Gerard Manley Hopkins translated this prayer as follows:

I love thee, God, I love thee - not out of hope for heaven for me

Nor fearing not to love and be in the everlasting burning.

Thou, my Jesus, after me didst reach thine arms out dying,

For my sake sufferedst nails and lance, Mocked and marred countenance,

Sorrows passing number, sweat and care and cumber,

Yea and death, and this for me. And thou couldst see me sinning:

Then I, why should not I love thee, Jesu so much in love with me?

Not for heaven’s sake, not to be out of hell by loving thee;

Not for any gains I see; but just the way that thou didst me

I do love and will love thee. What must I love thee, Lord, for then?

For being my king and God. Amen.

Gerard Manley Hopkins

Leave a Reply

Fill in your details below or click an icon to log in: Logo

You are commenting using your account. Log Out /  Change )

Twitter picture

You are commenting using your Twitter account. Log Out /  Change )

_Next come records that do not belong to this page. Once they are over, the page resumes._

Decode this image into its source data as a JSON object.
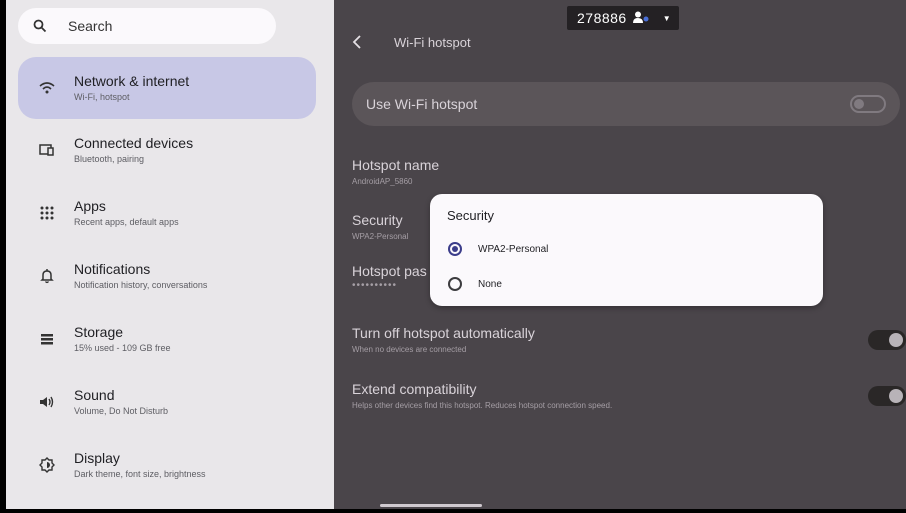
{
  "search": {
    "label": "Search"
  },
  "sidebar": {
    "items": [
      {
        "title": "Network & internet",
        "subtitle": "Wi-Fi, hotspot",
        "icon": "wifi-icon",
        "active": true
      },
      {
        "title": "Connected devices",
        "subtitle": "Bluetooth, pairing",
        "icon": "devices-icon",
        "active": false
      },
      {
        "title": "Apps",
        "subtitle": "Recent apps, default apps",
        "icon": "apps-grid-icon",
        "active": false
      },
      {
        "title": "Notifications",
        "subtitle": "Notification history, conversations",
        "icon": "bell-icon",
        "active": false
      },
      {
        "title": "Storage",
        "subtitle": "15% used - 109 GB free",
        "icon": "storage-icon",
        "active": false
      },
      {
        "title": "Sound",
        "subtitle": "Volume, Do Not Disturb",
        "icon": "speaker-icon",
        "active": false
      },
      {
        "title": "Display",
        "subtitle": "Dark theme, font size, brightness",
        "icon": "display-icon",
        "active": false
      }
    ]
  },
  "status": {
    "number": "278886"
  },
  "page": {
    "title": "Wi-Fi hotspot",
    "use_hotspot": "Use Wi-Fi hotspot",
    "hotspot_name": {
      "title": "Hotspot name",
      "value": "AndroidAP_5860"
    },
    "security": {
      "title": "Security",
      "value": "WPA2-Personal"
    },
    "hotspot_password": {
      "title": "Hotspot pas",
      "value": "••••••••••"
    },
    "turn_off": {
      "title": "Turn off hotspot automatically",
      "subtitle": "When no devices are connected"
    },
    "extend": {
      "title": "Extend compatibility",
      "subtitle": "Helps other devices find this hotspot. Reduces hotspot connection speed."
    }
  },
  "dialog": {
    "title": "Security",
    "options": [
      {
        "label": "WPA2-Personal",
        "selected": true
      },
      {
        "label": "None",
        "selected": false
      }
    ]
  },
  "colors": {
    "accent": "#3b3d8a",
    "active_item": "#c8c8e6",
    "right_bg": "#4a454a"
  }
}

You are commenting using your Facebook account. Log Out /  Change )

Connecting to %s